Twitter – It’s not really a tweetup if you don’t talk about twitter and we did! From general discussions about social media, to more specific discussions about how we use and rely on twitter as a tool we had what i found to be a very informative discussion.
One of my favorite tips came from @khhegre who suggested the creation of small twitter lists consisting of category driven favorites. She’s used this as a creative way to overcome the challenges that go with the forced feed sampling approach which happens as you break 200 follows. The creation of lists still allows you to sample general tweets, while making sure you’re able to filter it category or emphasis when the mood strikes.

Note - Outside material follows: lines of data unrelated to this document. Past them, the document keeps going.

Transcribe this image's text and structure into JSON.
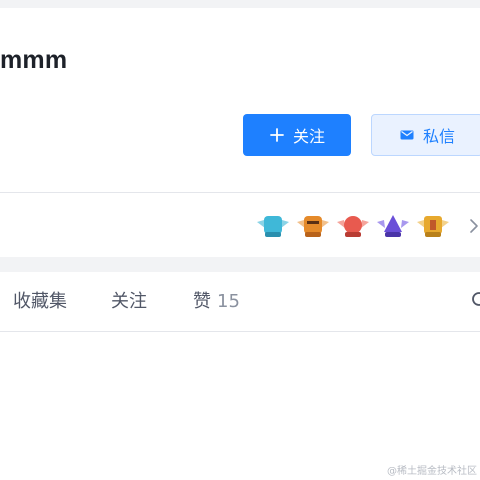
{
  "profile": {
    "username": "mmm",
    "follow_label": "关注",
    "message_label": "私信"
  },
  "badges": [
    {
      "name": "badge-1",
      "color": "#3fb8d8"
    },
    {
      "name": "badge-2",
      "color": "#e58a2a"
    },
    {
      "name": "badge-3",
      "color": "#e85a4f"
    },
    {
      "name": "badge-4",
      "color": "#6a4fd8"
    },
    {
      "name": "badge-5",
      "color": "#e7a92e"
    }
  ],
  "tabs": [
    {
      "label": "收藏集",
      "count": ""
    },
    {
      "label": "关注",
      "count": ""
    },
    {
      "label": "赞",
      "count": "15"
    }
  ],
  "watermark": "@稀土掘金技术社区",
  "colors": {
    "accent": "#1e80ff",
    "background": "#f2f3f5",
    "text": "#1d2129",
    "muted": "#8a919f"
  }
}
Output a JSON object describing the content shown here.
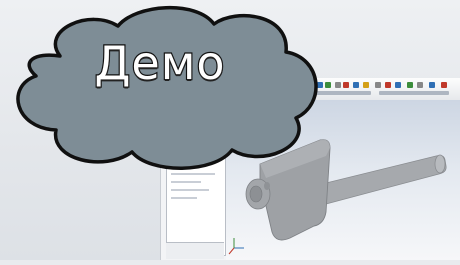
{
  "banner": {
    "text": "Демо"
  },
  "colors": {
    "cloud_fill": "#7e8d96",
    "cloud_outline": "#101010",
    "part_fill": "#a9acb0",
    "viewport_top": "#cdd6e3"
  },
  "icons": {
    "part": "cad-part-icon",
    "cloud": "cloud-shape"
  }
}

We also discussed the ways in which twitter has changed how we follow and consume blog content. The general consensus was that while many of us previously had favorite blogs/blog feeds which we followed, that our general approach had changed. Now the emphasis was on people, individual articles and information feeds, over the blog feed itself. Our new approach has evolved into sampling what looks interesting from our twitter feed which if reflective of general twitter users (Which I believe it is) shows a fundamental shift in how bloggers need to position themselves, distribute their posts, and share with the community. It looks like you’ll need to be even more social and pro-active in the future if you want to put your content in front of people.
We also discussed a few other basics, things like how we choose who to follow, the impact and importance of your following/follower ratio, and the power of twitter as a tool to build new relationships and friendships. Especially for travelers! I found @SmithTempe/@VisitTempe’s insights into how Tempe has been pushing into Social Media and really re-defining their relationship with the travel community to be really informative and exciting.
LinkedIn, TBEX, Tripitini – As a community focused event, the question of communities came up. We talked about three of the largest concentrations of general travel discussion. LinkedIn was a new one for me, but apparently as a very vibrant travel discussion community. We discussed Travel Blog Exchange in some depth including a break down on the recent TBEX conference which @khegre had been able to attend as well as Tripitini a more recent community on the scene that is very similar to Tripitini and has an active travel community.
Facebook – We spent some time brainstorming on the way we use and interact with Facebook as well as its potential for improving social interaction, building/maintaining travel contacts/friendships and as a traffic/community building tool. The consensus? Facebook has done amazing things for empowering travelers and giving an easy way to meet and stay in contact with friends made on the road. We also looked at how Facebook is increasingly becoming one of the primary traffic drivers for independent bloggers and community sites. Probably in no-small part due to the same shift we’re seeing in Twitter as people move from individual blog loyalty to a focus on people’s recommendations and individual links.
Hostels and Couchsurfing – We had a fun chat with a few comical adventure stories about what hostels are, who they’re right for, their positives and some of their drawbacks. We also discussed Couchsurfing (with a quick introduction to what it is) and different tools for reaching out to travelers as they visit Phoenix/Arizona.
Lots more beyond that, but those are the highlights that jump to mind! Hopefully they serve as good food for thought for those who were not able to join us. If they’ve sparked a thought or question, don’t hesitate to keep the conversation going in a comment here on this post.
Thank you again to everyone who came out. I hope to get a 3rd Arizona Travel Tweetup organized for sometime in late September or early October. I look forward to continuing to build the community and helping put real faces and names to twitter/blogs/websites.